David Lebovitz’s The Perfect Scoop ice cream book is highly recommended for anyone who loves making ice cream. It is the only recipe book I have that’s dedicated to ice cream and it has served me very well so far. I like it that the book has a combination of very easy to make recipes when you feel like whipping something up in 10 minutes, Yet, the book also has complicated recipes if you’re looking for a challenge or for a recipe to impress.
When I first flipped open the book, the first recipe that caught my eye is the gianduja gelato! I always pick a hazelnut ice cream when I go to gelato shops and I just couldn’t wait to try making it myself.
Adapted from David Lebovitz’s The Perfect Scoop
1 1/2 cups/185 g skinned hazelnuts, toasted
1 cup (250ml) whole milk (I used organic skim milk)
2 cups (500ml) heavy cream
3/4 cup (150g) sugar
1/4 tsp coarse salt
4 oz (115g) milk chocolate, finely chopped (I used bittersweet chocolate as I love chocolate with much higher percentages of cocoa)
5 large egg yolks
1/8 tsp vanilla extract
1. Skin your hazelnuts by rubbing them in a kitchen towel to remove as much of the papery skin as possible. I find this a real chore and it takes a long time before all the papery skin comes out. I find it much easier to buy skinned hazelnuts.
2. Using a blender or food processor, finely chop the hazelnuts.
3. Warm the milk with 1 cup (250 ml) of the cream, sugar and salt in a saucepan. Once warm, remove from heat and add in the chopped hazelnuts. Cover and let it steep at room temperature for 1 hour.
4. Put the chocolate pieces in a large bowl. Heat the remaining 1 cup (250ml) cream in a saucepan until it just begins to boil. Pour it over the chocolate pieces and stir until the chocolate is melted and mixture is smooth.
5. Pour the hazelunt-infused milk through a strainer and into a saucepan. Spend some time to squeeze the nuts with your hands to extract as much of the liquid as possible. Discard the hazelnuts and rewarm the mixture. (Suggestion: I have not tried this but I will next time – I tasted the hazelnuts at this point and thought they were still so flavorful. Consider keeping about half of them and adding it while the mixture is churning to add a different texture to the gelato!)
6. In a medium bowl, whisk together the egg yolks constantly and pour the warm hazelnut mixture into the egg yolks. While still whisking, pour the mixture back into the saucepan. Stir the mixture constant over medium heat, scraping the bottom as you stir, until the mixture thickens and coats the spatula to form a custard.
7. Pour the custard through the strainer and stir it into the chocolate mixture. Add the vanilla extract and stir until cool over an ice bath, or let cool at room temperature. (I usually find it troublesome to prepare an ice bath)
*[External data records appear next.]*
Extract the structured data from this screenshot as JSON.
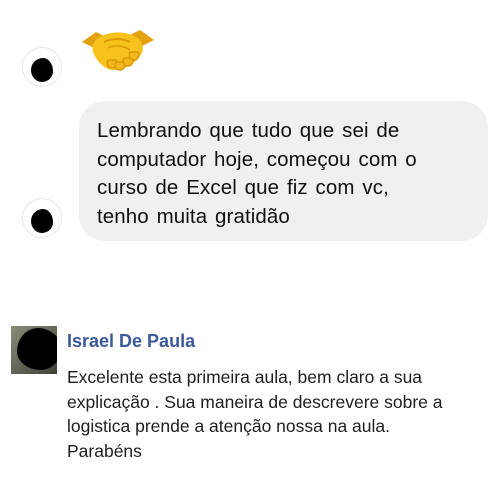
{
  "messages": [
    {
      "type": "emoji",
      "icon": "handshake-emoji",
      "color": "#f5b81c"
    },
    {
      "type": "text",
      "text": "Lembrando  que tudo  que sei  de\ncomputador  hoje, começou  com  o\ncurso  de Excel  que  fiz  com vc,\ntenho  muita  gratidão"
    }
  ],
  "comment": {
    "author": "Israel De Paula",
    "author_color": "#3b5998",
    "text": "Excelente esta primeira aula, bem claro a sua\nexplicação . Sua maneira de descrevere sobre a\nlogistica prende a atenção nossa na aula.\nParabéns"
  }
}
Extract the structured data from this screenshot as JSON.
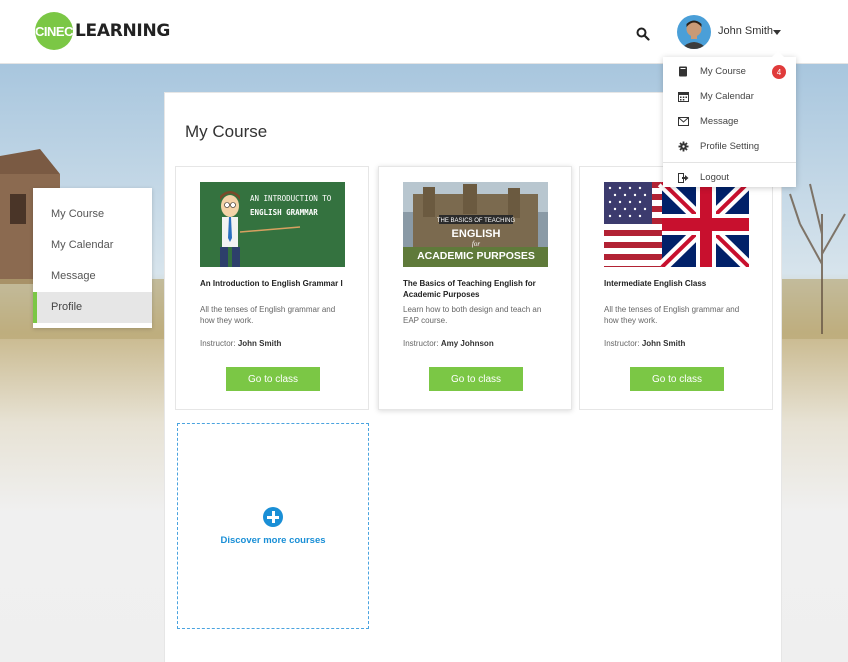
{
  "header": {
    "logo_badge": "CINEC",
    "logo_text": "LEARNING",
    "search_icon": "search-icon",
    "user_name": "John Smith"
  },
  "sidebar": {
    "items": [
      {
        "label": "My Course",
        "active": false
      },
      {
        "label": "My Calendar",
        "active": false
      },
      {
        "label": "Message",
        "active": false
      },
      {
        "label": "Profile",
        "active": true
      }
    ]
  },
  "main": {
    "title": "My Course",
    "courses": [
      {
        "thumb_text": [
          "AN INTRODUCTION TO",
          "ENGLISH GRAMMAR"
        ],
        "title": "An Introduction to English Grammar I",
        "description": "All the tenses of English grammar and how they work.",
        "instructor_label": "Instructor:",
        "instructor": "John Smith",
        "button": "Go to class"
      },
      {
        "thumb_text": [
          "THE BASICS OF TEACHING",
          "ENGLISH",
          "for",
          "ACADEMIC PURPOSES"
        ],
        "title": "The Basics of Teaching English for Academic Purposes",
        "description": "Learn how to both design and teach an EAP course.",
        "instructor_label": "Instructor:",
        "instructor": "Amy Johnson",
        "button": "Go to class"
      },
      {
        "title": "Intermediate English Class",
        "description": "All the tenses of English grammar and how they work.",
        "instructor_label": "Instructor:",
        "instructor": "John Smith",
        "button": "Go to class"
      }
    ],
    "discover_label": "Discover more courses"
  },
  "dropdown": {
    "items": [
      {
        "label": "My Course",
        "icon": "book-icon",
        "badge": "4"
      },
      {
        "label": "My Calendar",
        "icon": "calendar-icon"
      },
      {
        "label": "Message",
        "icon": "envelope-icon"
      },
      {
        "label": "Profile Setting",
        "icon": "gear-icon"
      },
      {
        "label": "Logout",
        "icon": "logout-icon"
      }
    ]
  },
  "colors": {
    "accent_green": "#7bc745",
    "link_blue": "#1a8fd6",
    "badge_red": "#e03b3b"
  }
}
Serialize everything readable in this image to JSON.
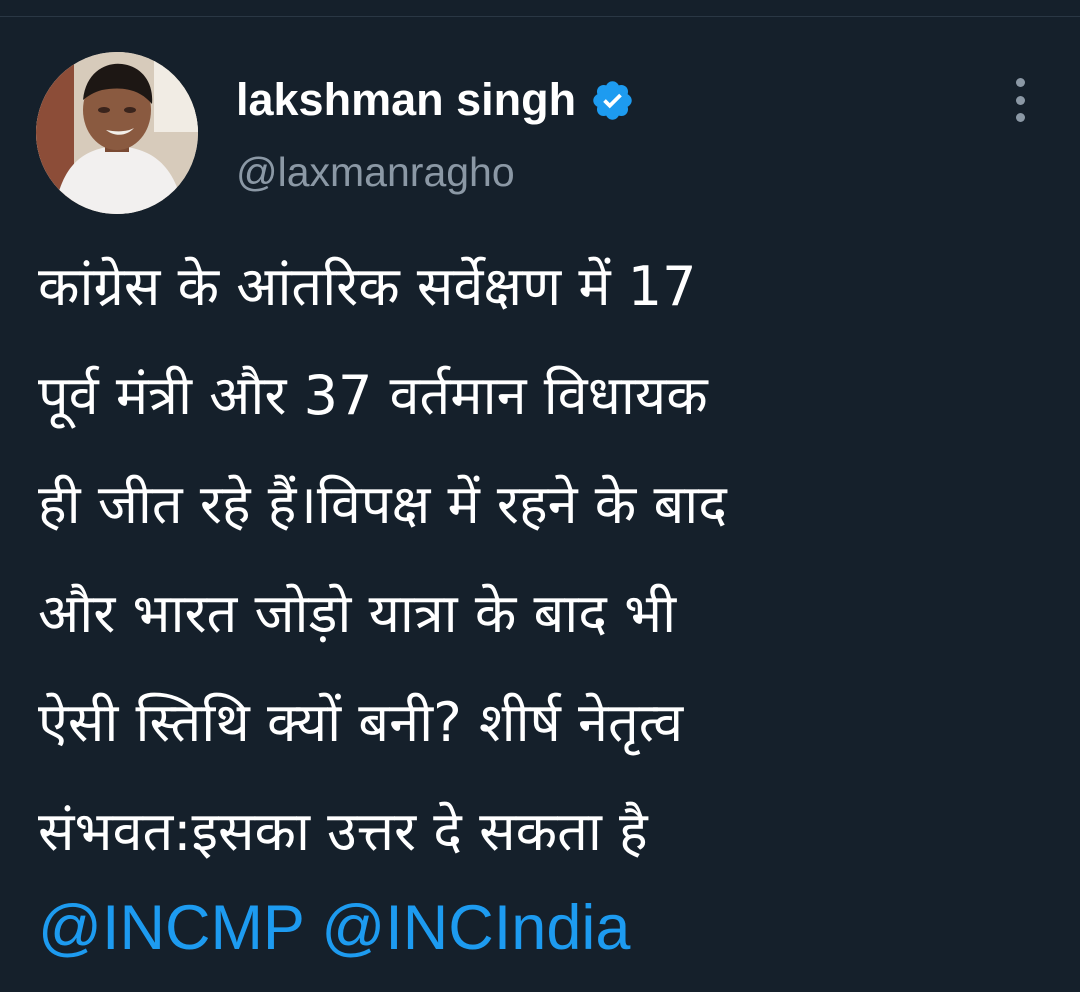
{
  "tweet": {
    "author": {
      "display_name": "lakshman singh",
      "handle": "@laxmanragho",
      "verified": true
    },
    "text_lines": [
      "कांग्रेस के आंतरिक सर्वेक्षण में 17",
      "पूर्व मंत्री और 37 वर्तमान विधायक",
      "ही जीत रहे हैं।विपक्ष में रहने के बाद",
      "और भारत जोड़ो यात्रा के बाद भी",
      "ऐसी स्तिथि क्यों बनी? शीर्ष नेतृत्व",
      "संभवत:इसका उत्तर दे सकता है"
    ],
    "mentions": [
      "@INCMP",
      "@INCIndia"
    ]
  },
  "icons": {
    "verified": "verified-badge-icon",
    "more": "more-options-icon"
  },
  "colors": {
    "background": "#15202b",
    "text": "#ffffff",
    "secondary_text": "#8b98a5",
    "accent": "#1d9bf0"
  }
}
8. Chill the mixture thoroughly in the fridge.
9. Freeze it in the ice cream maker according to manufacturer’s instructions. (Remember to add in hazelnut bits at the end if you choose to follow the suggestion above)